After stripping the excess loose sheet material of transparent sheet 16' away from sheet 10', the pockets remain as seen in FIGS. 14. The ends of the sheet may than be trimmed, the sheet folded centrally along the fold line 12 (FIG. 2) and the free ends brought together as described in connection with FIG. 2. In FIG. 9 the final step of sealing the free ends to form the binding margin is diagrammatically illustrated with upper and lower heat-sealing die members indicated at 60 and 62 pressing the folded areas together for the application of heat to form the welded area at 36. Since the base sheet in the embodiment shown is provided with a kraft paper backing the portions 32 and 34 will be left free-to form a tucked flap construction as illustrated and described in connection with FIG. 2.
1. An album leaf for dry mounting photoprints comprising a leaf of flexible sheet material folded on itself and joined at the free end edges thereof to provide back to back pages, the reverse side of each page being accessible between unattached edges thereof and the outer surface of the page being heat sealable, and
spaced sections of transparent sheet material providing photoprint compartment viewing pockets sealed in overlying relation to said outer surfaces along marginal edge edges of the folded pages.

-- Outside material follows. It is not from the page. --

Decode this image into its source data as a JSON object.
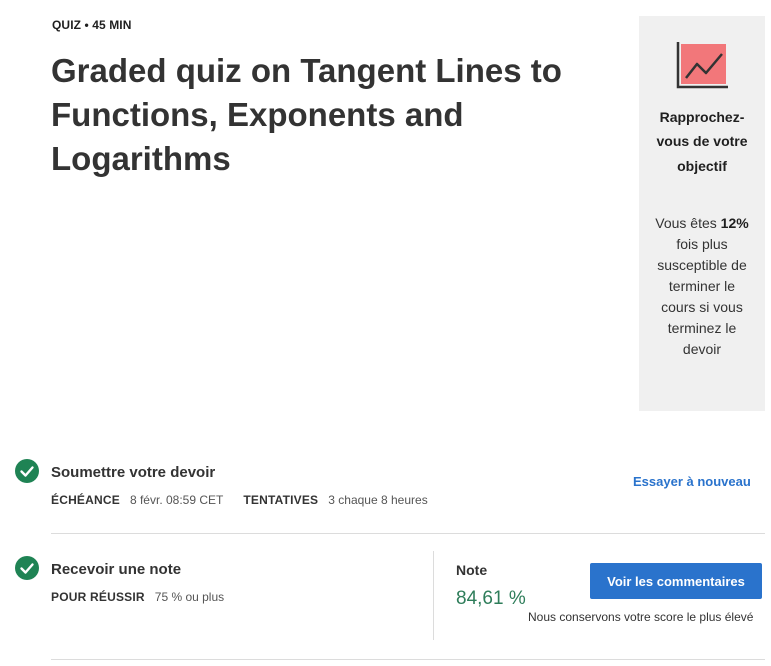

3. An album leaf as in claim 2 in which the viewing pockets are framed with decorative printed borders along the marginal edge portions and the sides thereof adjacent said unattached edges of the pages overlie and visually conceal said severed entrance openings.